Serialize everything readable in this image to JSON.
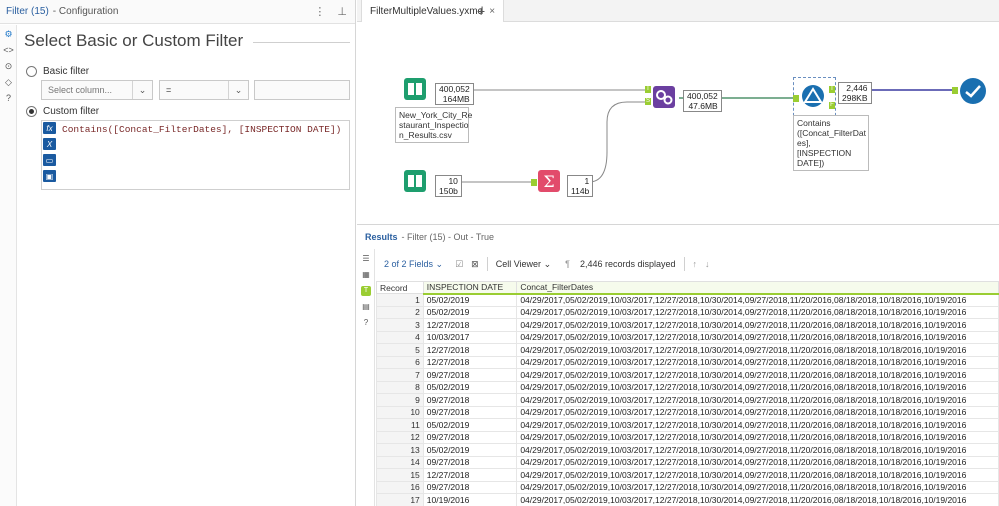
{
  "config_panel": {
    "title": "Filter (15)",
    "subtitle": "- Configuration",
    "heading": "Select Basic or Custom Filter",
    "basic_filter_label": "Basic filter",
    "select_column_placeholder": "Select column...",
    "operator_value": "=",
    "value_input": "",
    "custom_filter_label": "Custom filter",
    "expression": "Contains([Concat_FilterDates], [INSPECTION DATE])"
  },
  "tabs": [
    {
      "label": "FilterMultipleValues.yxmd"
    }
  ],
  "canvas": {
    "input1_badge": [
      "400,052",
      "164MB"
    ],
    "input1_label": "New_York_City_Re\nstaurant_Inspectio\nn_Results.csv",
    "input2_badge": [
      "10",
      "150b"
    ],
    "summarize_badge": [
      "1",
      "114b"
    ],
    "append_badge": [
      "400,052",
      "47.6MB"
    ],
    "filter_badge": [
      "2,446",
      "298KB"
    ],
    "filter_label": "Contains\n([Concat_FilterDat\nes], [INSPECTION\nDATE])"
  },
  "results": {
    "title": "Results",
    "crumb": "- Filter (15) - Out - True",
    "fields_label": "2 of 2 Fields",
    "cell_viewer_label": "Cell Viewer",
    "records_label": "2,446 records displayed",
    "columns": [
      "Record",
      "INSPECTION DATE",
      "Concat_FilterDates"
    ],
    "concat_value": "04/29/2017,05/02/2019,10/03/2017,12/27/2018,10/30/2014,09/27/2018,11/20/2016,08/18/2018,10/18/2016,10/19/2016",
    "rows": [
      [
        "1",
        "05/02/2019"
      ],
      [
        "2",
        "05/02/2019"
      ],
      [
        "3",
        "12/27/2018"
      ],
      [
        "4",
        "10/03/2017"
      ],
      [
        "5",
        "12/27/2018"
      ],
      [
        "6",
        "12/27/2018"
      ],
      [
        "7",
        "09/27/2018"
      ],
      [
        "8",
        "05/02/2019"
      ],
      [
        "9",
        "09/27/2018"
      ],
      [
        "10",
        "09/27/2018"
      ],
      [
        "11",
        "05/02/2019"
      ],
      [
        "12",
        "09/27/2018"
      ],
      [
        "13",
        "05/02/2019"
      ],
      [
        "14",
        "09/27/2018"
      ],
      [
        "15",
        "12/27/2018"
      ],
      [
        "16",
        "09/27/2018"
      ],
      [
        "17",
        "10/19/2016"
      ]
    ]
  },
  "colors": {
    "accent": "#1f77c8",
    "input_tool": "#1e9e6e",
    "summarize_tool": "#e24b6b",
    "append_tool": "#6b3fa0",
    "filter_tool": "#1a6fb0",
    "browse_tool": "#1a6fb0",
    "true_anchor": "#9acd32"
  }
}
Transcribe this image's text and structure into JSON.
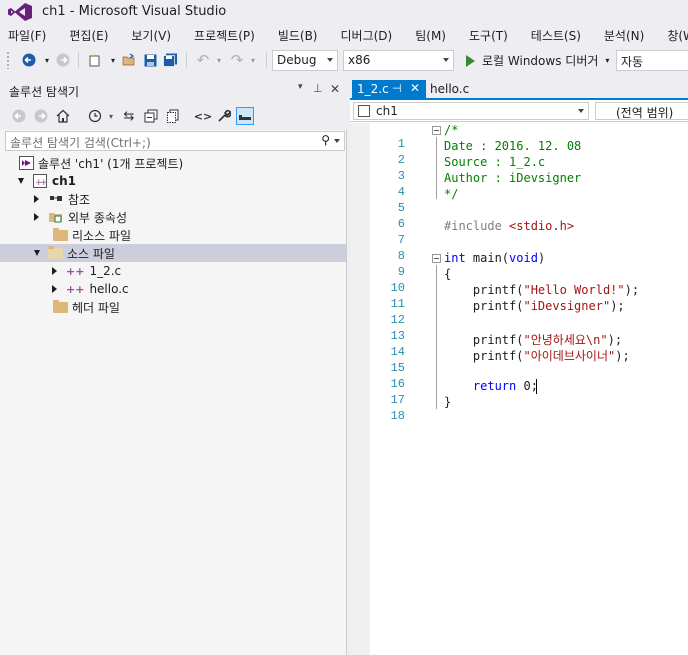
{
  "window": {
    "title": "ch1 - Microsoft Visual Studio"
  },
  "menu": [
    "파일(F)",
    "편집(E)",
    "보기(V)",
    "프로젝트(P)",
    "빌드(B)",
    "디버그(D)",
    "팀(M)",
    "도구(T)",
    "테스트(S)",
    "분석(N)",
    "창(W)"
  ],
  "toolbar": {
    "config": "Debug",
    "platform": "x86",
    "run_label": "로컬 Windows 디버거",
    "run_mode": "자동"
  },
  "solution_explorer": {
    "title": "솔루션 탐색기",
    "search_placeholder": "솔루션 탐색기 검색(Ctrl+;)",
    "tree": [
      {
        "label": "솔루션 'ch1' (1개 프로젝트)",
        "icon": "solution-icon"
      },
      {
        "label": "ch1",
        "icon": "project-icon"
      },
      {
        "label": "참조",
        "icon": "references-icon"
      },
      {
        "label": "외부 종속성",
        "icon": "external-deps-icon"
      },
      {
        "label": "리소스 파일",
        "icon": "folder-icon"
      },
      {
        "label": "소스 파일",
        "icon": "folder-icon"
      },
      {
        "label": "1_2.c",
        "icon": "cpp-file-icon"
      },
      {
        "label": "hello.c",
        "icon": "cpp-file-icon"
      },
      {
        "label": "헤더 파일",
        "icon": "folder-icon"
      }
    ]
  },
  "editor": {
    "tabs": [
      {
        "label": "1_2.c",
        "active": true
      },
      {
        "label": "hello.c",
        "active": false
      }
    ],
    "nav_project": "ch1",
    "nav_scope": "(전역 범위)",
    "lines": [
      {
        "num": "1",
        "text": "/*"
      },
      {
        "num": "2",
        "text": "Date : 2016. 12. 08"
      },
      {
        "num": "3",
        "text": "Source : 1_2.c"
      },
      {
        "num": "4",
        "text": "Author : iDevsigner"
      },
      {
        "num": "5",
        "text": "*/"
      },
      {
        "num": "6",
        "text": ""
      },
      {
        "num": "7",
        "text_pre": "#include ",
        "text_str": "<stdio.h>"
      },
      {
        "num": "8",
        "text": ""
      },
      {
        "num": "9",
        "text_kw": "int",
        "text_rest": " main(",
        "text_kw2": "void",
        "text_end": ")"
      },
      {
        "num": "10",
        "text": "{"
      },
      {
        "num": "11",
        "text_a": "    printf(",
        "text_str": "\"Hello World!\"",
        "text_b": ");"
      },
      {
        "num": "12",
        "text_a": "    printf(",
        "text_str": "\"iDevsigner\"",
        "text_b": ");"
      },
      {
        "num": "13",
        "text": ""
      },
      {
        "num": "14",
        "text_a": "    printf(",
        "text_str": "\"안녕하세요\\n\"",
        "text_b": ");"
      },
      {
        "num": "15",
        "text_a": "    printf(",
        "text_str": "\"아이데브사이너\"",
        "text_b": ");"
      },
      {
        "num": "16",
        "text": ""
      },
      {
        "num": "17",
        "text_kw": "    return",
        "text_rest": " 0;"
      },
      {
        "num": "18",
        "text": "}"
      }
    ]
  },
  "colors": {
    "accent": "#007acc",
    "comment": "#008000",
    "string": "#a31515",
    "keyword": "#0000ff",
    "linenum": "#2b91af",
    "vs_purple": "#68217a"
  }
}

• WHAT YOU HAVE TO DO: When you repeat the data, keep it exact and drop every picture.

• YOUR RESPONSE:
Serialize everything readable in this image to JSON.
{
  "config_panel": {
    "title": "Filter (15)",
    "subtitle": "- Configuration",
    "heading": "Select Basic or Custom Filter",
    "basic_filter_label": "Basic filter",
    "select_column_placeholder": "Select column...",
    "operator_value": "=",
    "value_input": "",
    "custom_filter_label": "Custom filter",
    "expression": "Contains([Concat_FilterDates], [INSPECTION DATE])"
  },
  "tabs": [
    {
      "label": "FilterMultipleValues.yxmd"
    }
  ],
  "canvas": {
    "input1_badge": [
      "400,052",
      "164MB"
    ],
    "input1_label": "New_York_City_Re\nstaurant_Inspectio\nn_Results.csv",
    "input2_badge": [
      "10",
      "150b"
    ],
    "summarize_badge": [
      "1",
      "114b"
    ],
    "append_badge": [
      "400,052",
      "47.6MB"
    ],
    "filter_badge": [
      "2,446",
      "298KB"
    ],
    "filter_label": "Contains\n([Concat_FilterDat\nes], [INSPECTION\nDATE])"
  },
  "results": {
    "title": "Results",
    "crumb": "- Filter (15) - Out - True",
    "fields_label": "2 of 2 Fields",
    "cell_viewer_label": "Cell Viewer",
    "records_label": "2,446 records displayed",
    "columns": [
      "Record",
      "INSPECTION DATE",
      "Concat_FilterDates"
    ],
    "concat_value": "04/29/2017,05/02/2019,10/03/2017,12/27/2018,10/30/2014,09/27/2018,11/20/2016,08/18/2018,10/18/2016,10/19/2016",
    "rows": [
      [
        "1",
        "05/02/2019"
      ],
      [
        "2",
        "05/02/2019"
      ],
      [
        "3",
        "12/27/2018"
      ],
      [
        "4",
        "10/03/2017"
      ],
      [
        "5",
        "12/27/2018"
      ],
      [
        "6",
        "12/27/2018"
      ],
      [
        "7",
        "09/27/2018"
      ],
      [
        "8",
        "05/02/2019"
      ],
      [
        "9",
        "09/27/2018"
      ],
      [
        "10",
        "09/27/2018"
      ],
      [
        "11",
        "05/02/2019"
      ],
      [
        "12",
        "09/27/2018"
      ],
      [
        "13",
        "05/02/2019"
      ],
      [
        "14",
        "09/27/2018"
      ],
      [
        "15",
        "12/27/2018"
      ],
      [
        "16",
        "09/27/2018"
      ],
      [
        "17",
        "10/19/2016"
      ]
    ]
  },
  "colors": {
    "accent": "#1f77c8",
    "input_tool": "#1e9e6e",
    "summarize_tool": "#e24b6b",
    "append_tool": "#6b3fa0",
    "filter_tool": "#1a6fb0",
    "browse_tool": "#1a6fb0",
    "true_anchor": "#9acd32"
  }
}
Transcribe this image's text and structure into JSON.
{
  "window": {
    "title": "ch1 - Microsoft Visual Studio"
  },
  "menu": [
    "파일(F)",
    "편집(E)",
    "보기(V)",
    "프로젝트(P)",
    "빌드(B)",
    "디버그(D)",
    "팀(M)",
    "도구(T)",
    "테스트(S)",
    "분석(N)",
    "창(W)"
  ],
  "toolbar": {
    "config": "Debug",
    "platform": "x86",
    "run_label": "로컬 Windows 디버거",
    "run_mode": "자동"
  },
  "solution_explorer": {
    "title": "솔루션 탐색기",
    "search_placeholder": "솔루션 탐색기 검색(Ctrl+;)",
    "tree": [
      {
        "label": "솔루션 'ch1' (1개 프로젝트)",
        "icon": "solution-icon"
      },
      {
        "label": "ch1",
        "icon": "project-icon"
      },
      {
        "label": "참조",
        "icon": "references-icon"
      },
      {
        "label": "외부 종속성",
        "icon": "external-deps-icon"
      },
      {
        "label": "리소스 파일",
        "icon": "folder-icon"
      },
      {
        "label": "소스 파일",
        "icon": "folder-icon"
      },
      {
        "label": "1_2.c",
        "icon": "cpp-file-icon"
      },
      {
        "label": "hello.c",
        "icon": "cpp-file-icon"
      },
      {
        "label": "헤더 파일",
        "icon": "folder-icon"
      }
    ]
  },
  "editor": {
    "tabs": [
      {
        "label": "1_2.c",
        "active": true
      },
      {
        "label": "hello.c",
        "active": false
      }
    ],
    "nav_project": "ch1",
    "nav_scope": "(전역 범위)",
    "lines": [
      {
        "num": "1",
        "text": "/*"
      },
      {
        "num": "2",
        "text": "Date : 2016. 12. 08"
      },
      {
        "num": "3",
        "text": "Source : 1_2.c"
      },
      {
        "num": "4",
        "text": "Author : iDevsigner"
      },
      {
        "num": "5",
        "text": "*/"
      },
      {
        "num": "6",
        "text": ""
      },
      {
        "num": "7",
        "text_pre": "#include ",
        "text_str": "<stdio.h>"
      },
      {
        "num": "8",
        "text": ""
      },
      {
        "num": "9",
        "text_kw": "int",
        "text_rest": " main(",
        "text_kw2": "void",
        "text_end": ")"
      },
      {
        "num": "10",
        "text": "{"
      },
      {
        "num": "11",
        "text_a": "    printf(",
        "text_str": "\"Hello World!\"",
        "text_b": ");"
      },
      {
        "num": "12",
        "text_a": "    printf(",
        "text_str": "\"iDevsigner\"",
        "text_b": ");"
      },
      {
        "num": "13",
        "text": ""
      },
      {
        "num": "14",
        "text_a": "    printf(",
        "text_str": "\"안녕하세요\\n\"",
        "text_b": ");"
      },
      {
        "num": "15",
        "text_a": "    printf(",
        "text_str": "\"아이데브사이너\"",
        "text_b": ");"
      },
      {
        "num": "16",
        "text": ""
      },
      {
        "num": "17",
        "text_kw": "    return",
        "text_rest": " 0;"
      },
      {
        "num": "18",
        "text": "}"
      }
    ]
  },
  "colors": {
    "accent": "#007acc",
    "comment": "#008000",
    "string": "#a31515",
    "keyword": "#0000ff",
    "linenum": "#2b91af",
    "vs_purple": "#68217a"
  }
}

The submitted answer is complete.